───── Input data ─────

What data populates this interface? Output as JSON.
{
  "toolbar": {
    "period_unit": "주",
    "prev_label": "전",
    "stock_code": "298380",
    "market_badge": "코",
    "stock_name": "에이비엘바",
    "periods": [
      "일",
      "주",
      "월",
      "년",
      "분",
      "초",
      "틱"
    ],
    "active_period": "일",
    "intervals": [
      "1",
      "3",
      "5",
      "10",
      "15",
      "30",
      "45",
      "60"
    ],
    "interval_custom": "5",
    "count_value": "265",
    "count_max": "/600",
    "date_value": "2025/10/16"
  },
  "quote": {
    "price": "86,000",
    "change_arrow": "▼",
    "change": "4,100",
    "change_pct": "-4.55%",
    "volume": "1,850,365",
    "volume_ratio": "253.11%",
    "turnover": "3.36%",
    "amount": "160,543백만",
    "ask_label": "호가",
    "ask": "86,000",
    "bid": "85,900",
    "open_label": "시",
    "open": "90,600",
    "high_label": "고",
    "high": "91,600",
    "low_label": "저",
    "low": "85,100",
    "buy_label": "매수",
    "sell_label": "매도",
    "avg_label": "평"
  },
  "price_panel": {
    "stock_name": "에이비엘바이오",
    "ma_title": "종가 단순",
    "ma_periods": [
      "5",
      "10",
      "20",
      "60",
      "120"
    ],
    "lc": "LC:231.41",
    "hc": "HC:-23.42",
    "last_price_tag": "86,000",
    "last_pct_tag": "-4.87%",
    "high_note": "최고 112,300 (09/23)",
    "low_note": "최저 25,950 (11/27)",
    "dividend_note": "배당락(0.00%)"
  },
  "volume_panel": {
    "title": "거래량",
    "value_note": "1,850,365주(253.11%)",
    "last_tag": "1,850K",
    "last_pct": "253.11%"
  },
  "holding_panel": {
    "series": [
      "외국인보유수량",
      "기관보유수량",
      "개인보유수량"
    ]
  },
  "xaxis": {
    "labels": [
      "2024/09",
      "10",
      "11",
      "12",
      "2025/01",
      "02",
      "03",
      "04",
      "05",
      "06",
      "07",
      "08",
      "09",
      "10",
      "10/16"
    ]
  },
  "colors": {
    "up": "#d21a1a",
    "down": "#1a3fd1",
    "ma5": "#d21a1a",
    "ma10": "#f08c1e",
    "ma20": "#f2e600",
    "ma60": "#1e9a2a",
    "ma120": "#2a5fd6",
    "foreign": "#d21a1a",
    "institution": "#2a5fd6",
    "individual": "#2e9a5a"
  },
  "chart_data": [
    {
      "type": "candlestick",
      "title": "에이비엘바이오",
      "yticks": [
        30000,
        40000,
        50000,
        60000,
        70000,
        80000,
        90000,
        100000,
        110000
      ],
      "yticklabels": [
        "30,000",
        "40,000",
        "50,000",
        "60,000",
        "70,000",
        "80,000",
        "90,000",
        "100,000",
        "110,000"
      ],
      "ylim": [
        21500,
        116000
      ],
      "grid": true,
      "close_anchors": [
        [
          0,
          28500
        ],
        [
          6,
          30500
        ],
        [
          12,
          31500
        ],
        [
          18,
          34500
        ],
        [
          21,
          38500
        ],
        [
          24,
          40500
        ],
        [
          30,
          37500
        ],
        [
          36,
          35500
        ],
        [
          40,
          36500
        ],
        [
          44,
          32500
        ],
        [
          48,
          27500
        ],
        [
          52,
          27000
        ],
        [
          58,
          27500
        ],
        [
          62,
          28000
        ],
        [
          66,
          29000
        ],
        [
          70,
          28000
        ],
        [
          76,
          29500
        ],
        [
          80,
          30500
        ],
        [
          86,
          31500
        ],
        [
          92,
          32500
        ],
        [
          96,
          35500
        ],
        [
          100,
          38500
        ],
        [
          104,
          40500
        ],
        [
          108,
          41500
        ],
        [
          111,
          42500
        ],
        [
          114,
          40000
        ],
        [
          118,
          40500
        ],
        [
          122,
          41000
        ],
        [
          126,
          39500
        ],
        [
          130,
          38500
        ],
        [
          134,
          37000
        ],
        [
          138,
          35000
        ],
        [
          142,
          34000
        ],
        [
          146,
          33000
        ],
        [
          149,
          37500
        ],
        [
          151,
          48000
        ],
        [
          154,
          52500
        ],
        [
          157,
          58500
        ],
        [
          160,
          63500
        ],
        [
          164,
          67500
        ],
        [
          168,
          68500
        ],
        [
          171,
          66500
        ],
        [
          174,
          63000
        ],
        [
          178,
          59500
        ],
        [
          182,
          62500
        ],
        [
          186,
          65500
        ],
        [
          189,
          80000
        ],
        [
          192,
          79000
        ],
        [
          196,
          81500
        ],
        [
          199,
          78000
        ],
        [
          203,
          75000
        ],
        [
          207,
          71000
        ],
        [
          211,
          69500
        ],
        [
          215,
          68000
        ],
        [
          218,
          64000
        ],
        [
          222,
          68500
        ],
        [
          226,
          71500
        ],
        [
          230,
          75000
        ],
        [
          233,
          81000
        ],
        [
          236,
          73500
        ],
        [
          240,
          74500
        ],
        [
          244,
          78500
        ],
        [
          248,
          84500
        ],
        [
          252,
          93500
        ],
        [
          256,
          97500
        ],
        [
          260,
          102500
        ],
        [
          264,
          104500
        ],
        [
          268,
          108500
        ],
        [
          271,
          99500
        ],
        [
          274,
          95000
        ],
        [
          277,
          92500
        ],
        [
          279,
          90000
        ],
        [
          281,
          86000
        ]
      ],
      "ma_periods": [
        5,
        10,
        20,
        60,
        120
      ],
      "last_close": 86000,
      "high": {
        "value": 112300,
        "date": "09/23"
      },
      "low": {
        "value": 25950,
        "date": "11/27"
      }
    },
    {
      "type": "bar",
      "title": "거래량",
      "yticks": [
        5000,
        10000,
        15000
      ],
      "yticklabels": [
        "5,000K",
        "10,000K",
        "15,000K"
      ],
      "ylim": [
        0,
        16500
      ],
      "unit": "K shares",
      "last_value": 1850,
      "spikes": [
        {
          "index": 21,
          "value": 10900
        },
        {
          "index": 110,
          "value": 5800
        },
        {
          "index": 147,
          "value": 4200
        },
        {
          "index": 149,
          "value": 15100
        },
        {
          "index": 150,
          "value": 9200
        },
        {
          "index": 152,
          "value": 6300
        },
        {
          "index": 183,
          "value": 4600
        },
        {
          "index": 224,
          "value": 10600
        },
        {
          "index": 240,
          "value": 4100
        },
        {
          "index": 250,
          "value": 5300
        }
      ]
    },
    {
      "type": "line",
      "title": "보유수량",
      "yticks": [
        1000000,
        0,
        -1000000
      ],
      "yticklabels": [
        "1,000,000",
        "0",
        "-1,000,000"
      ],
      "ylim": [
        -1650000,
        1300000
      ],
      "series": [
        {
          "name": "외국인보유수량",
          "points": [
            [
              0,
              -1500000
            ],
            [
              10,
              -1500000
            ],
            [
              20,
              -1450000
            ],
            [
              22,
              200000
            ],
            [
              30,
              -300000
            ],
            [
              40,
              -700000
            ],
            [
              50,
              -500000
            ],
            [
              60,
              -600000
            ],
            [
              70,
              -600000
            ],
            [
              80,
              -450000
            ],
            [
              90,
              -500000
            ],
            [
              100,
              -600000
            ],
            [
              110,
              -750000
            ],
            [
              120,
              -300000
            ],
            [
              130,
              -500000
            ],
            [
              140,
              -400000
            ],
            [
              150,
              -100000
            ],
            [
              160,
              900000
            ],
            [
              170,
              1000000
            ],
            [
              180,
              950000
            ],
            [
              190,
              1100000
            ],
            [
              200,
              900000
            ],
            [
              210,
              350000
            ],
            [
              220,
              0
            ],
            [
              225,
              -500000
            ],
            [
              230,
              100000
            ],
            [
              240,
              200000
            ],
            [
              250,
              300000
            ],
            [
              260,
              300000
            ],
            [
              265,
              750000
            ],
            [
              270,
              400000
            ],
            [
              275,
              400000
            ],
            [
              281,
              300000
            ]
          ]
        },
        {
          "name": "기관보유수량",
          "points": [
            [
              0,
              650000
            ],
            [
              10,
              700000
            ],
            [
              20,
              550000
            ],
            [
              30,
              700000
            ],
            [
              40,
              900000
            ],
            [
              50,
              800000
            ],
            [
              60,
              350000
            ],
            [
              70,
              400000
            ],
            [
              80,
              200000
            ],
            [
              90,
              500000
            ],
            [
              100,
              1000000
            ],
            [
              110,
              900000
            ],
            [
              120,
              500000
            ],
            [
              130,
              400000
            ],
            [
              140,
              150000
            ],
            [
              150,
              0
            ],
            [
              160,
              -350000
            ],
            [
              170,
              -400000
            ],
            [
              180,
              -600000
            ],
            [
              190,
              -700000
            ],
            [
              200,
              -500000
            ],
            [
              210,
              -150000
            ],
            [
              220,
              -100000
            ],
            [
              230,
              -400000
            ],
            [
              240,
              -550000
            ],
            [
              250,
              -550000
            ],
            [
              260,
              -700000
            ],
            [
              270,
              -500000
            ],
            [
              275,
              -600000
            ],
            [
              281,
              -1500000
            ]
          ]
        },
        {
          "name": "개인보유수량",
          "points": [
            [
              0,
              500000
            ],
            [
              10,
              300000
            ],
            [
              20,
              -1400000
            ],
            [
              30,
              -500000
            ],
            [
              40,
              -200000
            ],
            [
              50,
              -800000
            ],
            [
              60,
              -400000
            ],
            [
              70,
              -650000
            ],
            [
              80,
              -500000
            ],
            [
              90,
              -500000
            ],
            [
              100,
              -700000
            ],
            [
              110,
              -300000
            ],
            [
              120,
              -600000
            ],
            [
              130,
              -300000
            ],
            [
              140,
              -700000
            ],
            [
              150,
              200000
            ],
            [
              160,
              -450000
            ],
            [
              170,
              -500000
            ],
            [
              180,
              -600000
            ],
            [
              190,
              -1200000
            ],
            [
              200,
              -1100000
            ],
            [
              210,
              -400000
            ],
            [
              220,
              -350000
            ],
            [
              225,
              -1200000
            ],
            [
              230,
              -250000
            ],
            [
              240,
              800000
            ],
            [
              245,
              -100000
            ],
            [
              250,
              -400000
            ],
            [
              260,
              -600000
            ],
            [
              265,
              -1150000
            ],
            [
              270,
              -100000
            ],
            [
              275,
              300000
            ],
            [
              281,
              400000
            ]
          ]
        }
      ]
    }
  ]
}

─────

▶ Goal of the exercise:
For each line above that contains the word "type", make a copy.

▶ Answer:
      "type": "candlestick",
      "type": "bar",
      "type": "line",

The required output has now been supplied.